Stage B is the bottleneck in the system. Processing capacity of this stage is on average 15,000- lbs/hour. Or 120,000 lbs per 8 hour shift
If stage A is already been setup and thereâ€™s no changing to a different size, then thereâ€™s no idle time
I would add capacity to stage B 3,000 lbs/hour. Stage B is the bottleneck of the system, if its corrected, then stage C is the next one with the lowest capacity, stage B should at least match stage C in the capacity.

We should spend money to reduce setup time by 50% for stage B. Stage A will overproduce 5,000 lbs which cost 150,000 to store.
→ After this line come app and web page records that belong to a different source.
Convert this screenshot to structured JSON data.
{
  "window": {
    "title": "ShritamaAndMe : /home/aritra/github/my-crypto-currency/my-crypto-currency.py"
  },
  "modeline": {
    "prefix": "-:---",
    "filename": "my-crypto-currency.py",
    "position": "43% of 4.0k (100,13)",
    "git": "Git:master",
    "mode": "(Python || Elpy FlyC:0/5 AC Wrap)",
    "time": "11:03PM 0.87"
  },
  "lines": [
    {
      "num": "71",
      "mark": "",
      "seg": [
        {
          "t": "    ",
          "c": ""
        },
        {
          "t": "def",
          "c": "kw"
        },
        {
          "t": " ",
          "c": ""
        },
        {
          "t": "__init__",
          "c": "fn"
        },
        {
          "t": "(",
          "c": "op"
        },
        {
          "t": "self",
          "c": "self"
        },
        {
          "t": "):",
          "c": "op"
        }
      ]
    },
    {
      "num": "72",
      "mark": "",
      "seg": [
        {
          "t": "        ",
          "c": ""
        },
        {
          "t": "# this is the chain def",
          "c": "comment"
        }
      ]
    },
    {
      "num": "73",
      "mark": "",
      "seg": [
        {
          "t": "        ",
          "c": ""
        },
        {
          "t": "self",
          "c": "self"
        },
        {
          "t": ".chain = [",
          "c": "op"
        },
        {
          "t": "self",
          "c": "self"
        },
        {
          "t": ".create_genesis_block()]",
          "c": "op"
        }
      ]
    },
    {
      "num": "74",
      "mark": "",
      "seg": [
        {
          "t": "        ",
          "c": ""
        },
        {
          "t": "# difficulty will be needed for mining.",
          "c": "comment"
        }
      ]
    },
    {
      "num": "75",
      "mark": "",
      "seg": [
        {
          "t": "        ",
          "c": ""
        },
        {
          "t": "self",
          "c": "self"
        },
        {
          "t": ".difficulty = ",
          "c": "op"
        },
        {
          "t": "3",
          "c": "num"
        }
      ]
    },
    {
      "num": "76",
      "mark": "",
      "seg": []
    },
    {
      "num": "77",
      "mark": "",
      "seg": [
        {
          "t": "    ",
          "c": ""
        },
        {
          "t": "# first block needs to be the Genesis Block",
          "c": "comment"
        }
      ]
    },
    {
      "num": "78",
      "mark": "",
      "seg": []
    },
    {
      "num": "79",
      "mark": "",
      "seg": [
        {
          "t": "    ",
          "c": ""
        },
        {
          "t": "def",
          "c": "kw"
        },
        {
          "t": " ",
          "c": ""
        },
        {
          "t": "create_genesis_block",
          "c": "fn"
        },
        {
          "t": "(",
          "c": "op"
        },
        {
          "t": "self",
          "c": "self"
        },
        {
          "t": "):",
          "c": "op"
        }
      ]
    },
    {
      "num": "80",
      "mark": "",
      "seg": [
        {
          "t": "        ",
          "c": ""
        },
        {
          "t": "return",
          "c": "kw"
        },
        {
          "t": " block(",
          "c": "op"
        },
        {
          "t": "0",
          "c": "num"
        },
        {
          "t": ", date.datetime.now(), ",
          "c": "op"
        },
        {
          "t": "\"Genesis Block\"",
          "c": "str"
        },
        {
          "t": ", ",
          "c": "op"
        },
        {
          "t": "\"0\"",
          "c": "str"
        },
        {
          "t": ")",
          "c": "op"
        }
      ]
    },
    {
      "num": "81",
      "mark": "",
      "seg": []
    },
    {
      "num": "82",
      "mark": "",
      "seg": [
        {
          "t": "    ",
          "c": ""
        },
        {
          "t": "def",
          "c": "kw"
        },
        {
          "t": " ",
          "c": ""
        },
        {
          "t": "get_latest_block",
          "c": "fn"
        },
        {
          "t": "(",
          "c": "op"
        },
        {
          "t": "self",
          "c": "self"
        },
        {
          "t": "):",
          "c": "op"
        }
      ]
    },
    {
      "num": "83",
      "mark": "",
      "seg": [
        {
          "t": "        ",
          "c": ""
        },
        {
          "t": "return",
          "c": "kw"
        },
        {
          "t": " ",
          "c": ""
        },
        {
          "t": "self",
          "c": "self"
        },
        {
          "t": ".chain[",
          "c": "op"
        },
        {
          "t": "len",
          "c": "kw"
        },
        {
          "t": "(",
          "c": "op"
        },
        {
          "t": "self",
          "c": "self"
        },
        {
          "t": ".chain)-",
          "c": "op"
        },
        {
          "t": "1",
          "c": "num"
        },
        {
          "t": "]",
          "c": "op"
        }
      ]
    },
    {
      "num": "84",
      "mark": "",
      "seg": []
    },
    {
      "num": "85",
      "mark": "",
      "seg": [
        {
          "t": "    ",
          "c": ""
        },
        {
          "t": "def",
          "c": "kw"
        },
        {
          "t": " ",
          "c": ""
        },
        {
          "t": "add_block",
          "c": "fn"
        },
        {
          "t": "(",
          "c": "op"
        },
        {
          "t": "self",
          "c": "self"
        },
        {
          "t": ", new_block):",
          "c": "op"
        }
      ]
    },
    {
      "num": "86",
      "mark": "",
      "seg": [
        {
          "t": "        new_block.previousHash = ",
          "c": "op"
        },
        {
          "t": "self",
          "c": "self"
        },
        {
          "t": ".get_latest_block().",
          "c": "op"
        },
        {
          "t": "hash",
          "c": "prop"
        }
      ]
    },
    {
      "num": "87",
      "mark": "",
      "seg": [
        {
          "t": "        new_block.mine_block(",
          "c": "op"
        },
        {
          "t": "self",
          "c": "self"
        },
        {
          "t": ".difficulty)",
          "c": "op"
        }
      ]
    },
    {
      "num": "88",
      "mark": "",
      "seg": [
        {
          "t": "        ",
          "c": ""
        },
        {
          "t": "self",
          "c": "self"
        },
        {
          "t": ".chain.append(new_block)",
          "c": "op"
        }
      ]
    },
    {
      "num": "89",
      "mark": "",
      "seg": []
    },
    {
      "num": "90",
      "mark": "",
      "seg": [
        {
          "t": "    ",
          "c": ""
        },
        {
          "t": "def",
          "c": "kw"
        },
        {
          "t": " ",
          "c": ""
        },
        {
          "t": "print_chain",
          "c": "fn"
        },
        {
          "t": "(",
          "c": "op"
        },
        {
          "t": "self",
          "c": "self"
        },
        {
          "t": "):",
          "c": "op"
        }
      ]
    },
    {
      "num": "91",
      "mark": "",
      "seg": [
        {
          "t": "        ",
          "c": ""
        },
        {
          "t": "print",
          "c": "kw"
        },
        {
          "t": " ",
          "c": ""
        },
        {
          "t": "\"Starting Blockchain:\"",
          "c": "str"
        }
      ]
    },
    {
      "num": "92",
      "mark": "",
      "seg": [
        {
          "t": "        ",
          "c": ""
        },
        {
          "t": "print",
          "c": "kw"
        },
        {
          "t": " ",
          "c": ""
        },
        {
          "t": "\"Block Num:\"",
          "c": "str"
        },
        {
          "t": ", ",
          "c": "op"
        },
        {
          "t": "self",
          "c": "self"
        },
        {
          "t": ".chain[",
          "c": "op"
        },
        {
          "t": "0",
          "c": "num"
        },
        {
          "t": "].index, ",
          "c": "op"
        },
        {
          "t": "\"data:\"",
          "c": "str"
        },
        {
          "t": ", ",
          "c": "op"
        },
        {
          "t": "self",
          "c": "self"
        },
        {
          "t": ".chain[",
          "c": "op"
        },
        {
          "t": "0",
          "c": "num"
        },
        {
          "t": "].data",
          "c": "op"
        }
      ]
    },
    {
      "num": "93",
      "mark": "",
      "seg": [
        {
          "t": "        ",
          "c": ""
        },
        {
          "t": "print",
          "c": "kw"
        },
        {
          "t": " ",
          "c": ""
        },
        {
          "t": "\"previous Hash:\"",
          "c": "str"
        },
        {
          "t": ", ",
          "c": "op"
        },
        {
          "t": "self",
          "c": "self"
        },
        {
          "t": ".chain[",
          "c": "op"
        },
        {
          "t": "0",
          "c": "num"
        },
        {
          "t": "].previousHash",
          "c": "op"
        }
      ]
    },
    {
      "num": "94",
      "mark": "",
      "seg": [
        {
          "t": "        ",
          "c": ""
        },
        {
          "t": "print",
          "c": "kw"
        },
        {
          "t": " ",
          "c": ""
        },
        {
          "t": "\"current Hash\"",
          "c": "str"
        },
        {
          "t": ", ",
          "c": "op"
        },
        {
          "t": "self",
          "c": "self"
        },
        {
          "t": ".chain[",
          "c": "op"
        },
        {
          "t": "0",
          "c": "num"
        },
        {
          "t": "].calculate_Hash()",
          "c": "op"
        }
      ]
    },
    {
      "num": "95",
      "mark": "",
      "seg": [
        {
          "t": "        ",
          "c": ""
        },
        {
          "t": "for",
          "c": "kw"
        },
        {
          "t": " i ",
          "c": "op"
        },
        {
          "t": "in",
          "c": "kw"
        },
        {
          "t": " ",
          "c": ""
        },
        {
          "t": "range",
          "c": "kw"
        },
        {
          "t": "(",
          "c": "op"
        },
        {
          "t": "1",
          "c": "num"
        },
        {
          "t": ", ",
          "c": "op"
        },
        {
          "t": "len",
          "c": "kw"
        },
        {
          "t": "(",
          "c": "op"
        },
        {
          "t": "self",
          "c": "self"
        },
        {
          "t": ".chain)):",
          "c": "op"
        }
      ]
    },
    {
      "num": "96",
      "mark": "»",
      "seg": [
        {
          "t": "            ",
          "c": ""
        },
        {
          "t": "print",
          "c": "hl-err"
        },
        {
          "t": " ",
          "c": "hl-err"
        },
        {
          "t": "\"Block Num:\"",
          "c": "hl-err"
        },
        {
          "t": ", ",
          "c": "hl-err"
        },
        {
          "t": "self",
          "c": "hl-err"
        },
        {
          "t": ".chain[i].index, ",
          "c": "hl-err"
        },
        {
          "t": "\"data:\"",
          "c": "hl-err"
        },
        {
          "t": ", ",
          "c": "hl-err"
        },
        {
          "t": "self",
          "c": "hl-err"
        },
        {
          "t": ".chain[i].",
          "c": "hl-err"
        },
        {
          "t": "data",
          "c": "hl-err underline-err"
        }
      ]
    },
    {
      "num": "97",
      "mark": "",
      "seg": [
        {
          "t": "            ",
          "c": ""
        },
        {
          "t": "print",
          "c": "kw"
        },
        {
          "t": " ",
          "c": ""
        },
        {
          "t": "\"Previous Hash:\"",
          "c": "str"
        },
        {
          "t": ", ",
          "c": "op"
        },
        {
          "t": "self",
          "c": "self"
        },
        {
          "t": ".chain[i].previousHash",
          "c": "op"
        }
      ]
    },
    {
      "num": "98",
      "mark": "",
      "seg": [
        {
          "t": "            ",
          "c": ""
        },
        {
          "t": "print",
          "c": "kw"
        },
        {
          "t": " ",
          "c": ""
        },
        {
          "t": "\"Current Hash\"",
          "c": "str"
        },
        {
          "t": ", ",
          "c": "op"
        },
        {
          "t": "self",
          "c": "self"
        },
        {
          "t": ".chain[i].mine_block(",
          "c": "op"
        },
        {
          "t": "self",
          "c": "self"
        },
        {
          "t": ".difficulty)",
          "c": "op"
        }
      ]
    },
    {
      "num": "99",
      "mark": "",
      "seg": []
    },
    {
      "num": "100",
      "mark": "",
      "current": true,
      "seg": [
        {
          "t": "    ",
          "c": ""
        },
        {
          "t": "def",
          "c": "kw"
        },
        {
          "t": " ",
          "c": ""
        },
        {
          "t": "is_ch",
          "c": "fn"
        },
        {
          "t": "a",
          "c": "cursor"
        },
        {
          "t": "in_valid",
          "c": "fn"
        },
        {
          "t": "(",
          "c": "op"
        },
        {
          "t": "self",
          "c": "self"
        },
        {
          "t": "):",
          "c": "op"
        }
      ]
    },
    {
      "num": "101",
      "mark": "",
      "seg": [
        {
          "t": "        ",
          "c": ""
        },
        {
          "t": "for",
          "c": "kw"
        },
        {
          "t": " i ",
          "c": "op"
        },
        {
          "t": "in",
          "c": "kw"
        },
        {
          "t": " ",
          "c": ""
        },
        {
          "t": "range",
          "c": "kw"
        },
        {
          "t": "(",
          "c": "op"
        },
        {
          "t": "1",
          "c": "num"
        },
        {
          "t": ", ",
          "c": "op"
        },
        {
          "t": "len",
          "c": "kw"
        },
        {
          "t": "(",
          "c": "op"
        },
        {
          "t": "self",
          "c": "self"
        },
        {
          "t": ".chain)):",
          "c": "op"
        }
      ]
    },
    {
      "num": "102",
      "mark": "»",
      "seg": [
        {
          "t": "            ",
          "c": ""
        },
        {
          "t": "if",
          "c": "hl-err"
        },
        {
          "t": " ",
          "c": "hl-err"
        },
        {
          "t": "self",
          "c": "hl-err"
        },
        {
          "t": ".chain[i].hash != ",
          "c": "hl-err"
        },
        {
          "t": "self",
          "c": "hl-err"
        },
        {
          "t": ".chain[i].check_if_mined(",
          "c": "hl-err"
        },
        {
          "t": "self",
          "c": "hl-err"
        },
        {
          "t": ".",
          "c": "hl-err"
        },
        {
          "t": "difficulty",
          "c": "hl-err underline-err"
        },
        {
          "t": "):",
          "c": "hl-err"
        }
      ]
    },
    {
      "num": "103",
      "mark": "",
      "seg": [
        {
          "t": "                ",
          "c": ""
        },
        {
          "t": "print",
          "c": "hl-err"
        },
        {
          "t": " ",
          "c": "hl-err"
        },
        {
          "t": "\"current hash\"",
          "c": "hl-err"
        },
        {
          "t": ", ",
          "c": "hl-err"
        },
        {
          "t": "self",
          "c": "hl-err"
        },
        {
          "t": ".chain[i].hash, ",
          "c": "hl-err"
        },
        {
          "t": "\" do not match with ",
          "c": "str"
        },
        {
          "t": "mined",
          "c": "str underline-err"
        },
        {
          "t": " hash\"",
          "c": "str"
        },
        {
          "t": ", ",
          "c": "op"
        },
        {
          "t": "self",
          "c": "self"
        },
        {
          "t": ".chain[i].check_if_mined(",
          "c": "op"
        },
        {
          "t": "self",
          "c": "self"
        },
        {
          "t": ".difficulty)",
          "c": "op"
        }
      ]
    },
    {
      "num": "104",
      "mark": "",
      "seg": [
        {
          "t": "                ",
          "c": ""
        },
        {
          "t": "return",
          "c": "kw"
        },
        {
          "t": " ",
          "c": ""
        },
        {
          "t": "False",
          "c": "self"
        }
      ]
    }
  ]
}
It will add 2,500 extra lbs/hour at \$20,000 expense

PART B.
See attached Excel file
I developed a batch sequence keeping in mind that switching between batch sizes slows down the whole system. I wanted to keep setups to a minimum. In my sequence, initially there will be 13 setups in the first week. Once the system is running, there will be 12 setups. This batch system will produce 8 batches of each size weekly.

If the setup time would be instantaneous, we could run this sequence continuously, but because of frequent interruptions for Stage A, my second solution is not feasible.

PART A.
Stage B is the bottleneck in the system. Processing capacity of this stage is on average 15,000- lbs/hour. Or 120,000 lbs per 8 hour shift
If stage A is already been setup and thereâ€™s no changing to a different size, then thereâ€™s no idle time
I would add capacity to stage B 3,000 lbs/hour. Stage B is the bottleneck of the system, if its corrected, then stage C is the next one with the lowest capacity, stage B should at least match stage C in the capacity.

We should spend money to reduce setup time by 50% for stage B. Stage A will overproduce 5,000 lbs which cost 150,000 to store. It will add 2,500 extra lbs/hour at \$20,000 expense

PART B.
See attached Excel file
I developed a batch sequence keeping in mind that switching between batch sizes slows down the whole system. I wanted to keep setups to a minimum. In my sequence, initially there will be 13 setups in the first week. Once the system is running, there will be 12 setups. This batch system will produce 8 batches of each size weekly.

If the setup time would be instantaneous, we could run this sequence continuously, but because of frequent interruptions for Stage A, my second solution is not feasible.